Write each line word for word, from the line that contains "What's the underlying" through the last line of the material below.
<<<<
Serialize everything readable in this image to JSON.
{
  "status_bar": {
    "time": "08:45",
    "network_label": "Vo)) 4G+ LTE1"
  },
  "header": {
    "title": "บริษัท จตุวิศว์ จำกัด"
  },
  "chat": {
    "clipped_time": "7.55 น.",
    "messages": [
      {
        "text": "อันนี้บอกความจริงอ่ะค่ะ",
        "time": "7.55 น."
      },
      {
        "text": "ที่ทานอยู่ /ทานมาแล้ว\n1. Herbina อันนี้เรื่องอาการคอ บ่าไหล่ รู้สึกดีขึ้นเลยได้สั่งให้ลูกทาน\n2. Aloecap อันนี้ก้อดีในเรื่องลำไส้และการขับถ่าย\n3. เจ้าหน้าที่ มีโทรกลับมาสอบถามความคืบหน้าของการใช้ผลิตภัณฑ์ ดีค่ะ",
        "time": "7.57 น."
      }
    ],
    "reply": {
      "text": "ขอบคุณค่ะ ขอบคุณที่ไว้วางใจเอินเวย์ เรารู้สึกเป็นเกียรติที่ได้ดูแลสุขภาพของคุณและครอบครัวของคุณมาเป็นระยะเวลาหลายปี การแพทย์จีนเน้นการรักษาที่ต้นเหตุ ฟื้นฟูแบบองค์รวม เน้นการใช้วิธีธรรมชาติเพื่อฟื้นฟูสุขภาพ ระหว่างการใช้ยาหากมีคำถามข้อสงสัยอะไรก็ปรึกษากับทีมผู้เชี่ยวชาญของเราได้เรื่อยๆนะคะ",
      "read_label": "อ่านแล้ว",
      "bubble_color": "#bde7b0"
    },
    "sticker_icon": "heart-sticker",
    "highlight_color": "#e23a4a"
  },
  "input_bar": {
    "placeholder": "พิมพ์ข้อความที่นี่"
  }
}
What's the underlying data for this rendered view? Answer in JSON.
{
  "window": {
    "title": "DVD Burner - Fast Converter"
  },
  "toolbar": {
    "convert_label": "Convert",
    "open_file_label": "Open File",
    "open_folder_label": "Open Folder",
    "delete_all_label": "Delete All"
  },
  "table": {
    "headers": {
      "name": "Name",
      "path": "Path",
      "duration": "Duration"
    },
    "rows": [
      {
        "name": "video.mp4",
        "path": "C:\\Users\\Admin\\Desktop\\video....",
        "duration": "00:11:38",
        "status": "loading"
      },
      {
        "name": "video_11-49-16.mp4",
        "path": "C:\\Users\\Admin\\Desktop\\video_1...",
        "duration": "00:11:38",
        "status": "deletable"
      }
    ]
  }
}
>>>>
Task output:
What's the underlying data for this rendered view? Answer in JSON.
{
  "window": {
    "title": "DVD Burner - Fast Converter"
  },
  "toolbar": {
    "convert_label": "Convert",
    "open_file_label": "Open File",
    "open_folder_label": "Open Folder",
    "delete_all_label": "Delete All"
  },
  "table": {
    "headers": {
      "name": "Name",
      "path": "Path",
      "duration": "Duration"
    },
    "rows": [
      {
        "name": "video.mp4",
        "path": "C:\\Users\\Admin\\Desktop\\video....",
        "duration": "00:11:38",
        "status": "loading"
      },
      {
        "name": "video_11-49-16.mp4",
        "path": "C:\\Users\\Admin\\Desktop\\video_1...",
        "duration": "00:11:38",
        "status": "deletable"
      }
    ]
  }
}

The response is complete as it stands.